When we arrived the Helen J was just starting to break the ice along the bay side of the ship. The Kaye E. Barker , and John J. Boland can be seen behind the Munson. In the background the Nels J can be seen breaking ice at the entrance to the dock.Helen-H-and-John-G.-Munson-14-3-_1927

The Helen H worked its way along the side of the Munson. The ice was very thick and it was slow going. It would take a run at the ice and the front of the tug would slide on top of the ice before the weight of the tug collapsed the ice. It would then repeat the process. It broke the ice about half way up the length of the Munson before retiring.Helen-H-and-John-G.-Munson-14-3-_1942a

The Munson’s captain then tried to free the ship by reversing engines.

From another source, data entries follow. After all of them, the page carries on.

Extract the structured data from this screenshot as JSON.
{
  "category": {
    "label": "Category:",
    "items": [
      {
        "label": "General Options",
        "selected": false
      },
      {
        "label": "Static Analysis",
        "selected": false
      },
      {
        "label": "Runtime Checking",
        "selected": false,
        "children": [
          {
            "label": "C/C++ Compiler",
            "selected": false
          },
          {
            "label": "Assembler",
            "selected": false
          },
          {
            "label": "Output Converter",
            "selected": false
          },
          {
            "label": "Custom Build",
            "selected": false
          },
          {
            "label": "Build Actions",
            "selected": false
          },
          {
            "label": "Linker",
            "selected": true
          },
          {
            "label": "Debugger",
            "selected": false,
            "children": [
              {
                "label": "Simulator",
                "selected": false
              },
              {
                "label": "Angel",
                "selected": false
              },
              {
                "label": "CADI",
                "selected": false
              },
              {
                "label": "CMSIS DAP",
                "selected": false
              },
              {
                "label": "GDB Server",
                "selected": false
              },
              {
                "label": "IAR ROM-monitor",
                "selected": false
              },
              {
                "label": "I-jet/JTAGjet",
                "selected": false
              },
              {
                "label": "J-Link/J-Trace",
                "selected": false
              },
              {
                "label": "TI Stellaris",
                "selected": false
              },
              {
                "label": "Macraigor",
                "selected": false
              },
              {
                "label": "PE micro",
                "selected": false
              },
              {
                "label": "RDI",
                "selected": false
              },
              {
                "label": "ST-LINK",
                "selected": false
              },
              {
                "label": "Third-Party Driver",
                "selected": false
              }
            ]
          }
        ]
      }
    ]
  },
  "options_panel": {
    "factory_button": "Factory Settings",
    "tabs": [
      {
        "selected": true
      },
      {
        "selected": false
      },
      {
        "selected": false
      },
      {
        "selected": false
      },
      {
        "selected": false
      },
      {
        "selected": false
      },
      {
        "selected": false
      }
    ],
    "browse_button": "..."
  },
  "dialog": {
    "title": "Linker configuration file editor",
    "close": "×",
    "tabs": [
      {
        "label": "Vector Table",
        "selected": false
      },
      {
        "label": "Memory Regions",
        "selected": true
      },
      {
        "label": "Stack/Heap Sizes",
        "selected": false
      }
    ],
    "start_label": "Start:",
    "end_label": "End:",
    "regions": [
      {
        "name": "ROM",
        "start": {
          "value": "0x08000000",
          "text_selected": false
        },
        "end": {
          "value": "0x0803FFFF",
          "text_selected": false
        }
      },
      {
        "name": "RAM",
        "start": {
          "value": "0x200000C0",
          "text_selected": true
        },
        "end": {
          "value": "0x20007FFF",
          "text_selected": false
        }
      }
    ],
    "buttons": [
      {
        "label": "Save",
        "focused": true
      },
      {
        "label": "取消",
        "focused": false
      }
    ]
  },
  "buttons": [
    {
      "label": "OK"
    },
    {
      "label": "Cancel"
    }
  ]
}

When that failed the captain tried to go forward. This went on for a while but the Monson remained firmly suck in the ice. It was quite a racket when the propellers were working because they sucked in large chunks of broken ice which were chopped up and thrown into the air.John-G.-Munson-14-3-_1959

The Helen H they repositioned itself to the dock side of the ship and attempted to push the Munson away from the dock. At one point the Helen H was pushing and the Munson was going in reverse but the result was the same the Munson was firmly stuck in the ice.Helen-H-and-John-G.-Munson-14-3-_1975a

They next attached a tow line and the Helen H attempted to pull the Munson out into the channel. After a number of tries this too failed.Helen-H-and-John-G.-Munson-14-3-_1987

The next step was to break more ice along the bay side of the ship. This time the Helen H broke ice along three quarters of the ship. It then went back and broke ice along the dock side of the ship. The Helen H was then able to push the Munson free from the ice. At this point it was around 3pm and the Munson was still not able to exit the port at on its own.Helen-H-and-John-G.-Munson-14-3-_2001

The Nels J came up from the St. Louis River where it had been breaking ice. The Helen H positioned itself on the dock side of the Munson and the Nels J attached a tow rope to the Munson. The Nels J tried to pull the Munson away from the docks toward the St. Louis River but it was slow going.Nels-J,-Helen-H-and-John-G.-Munson-14-3-_2043

The Nels J Would move the Munson about fifteen feet before it would become stuck in the ice. The Munson would then start its engines and move forward about twenty feet and the process would be repeated. When we finally stopped watching about 4:30pm the Munson had moved about thirty yards in an hour and a half.Nels-j-and-John-G.-Munson-14-3-_2030

I checked around 8pm and the Munson was finally in position to move out onto the St. Louis River on its own power and about 10pm I noticed it had just gone under the Blatnik Bridge on its way to Two Harbors. The next morning it was loading taconite at two harbors when the convey of ice breakers and ships left for the Soo Locks.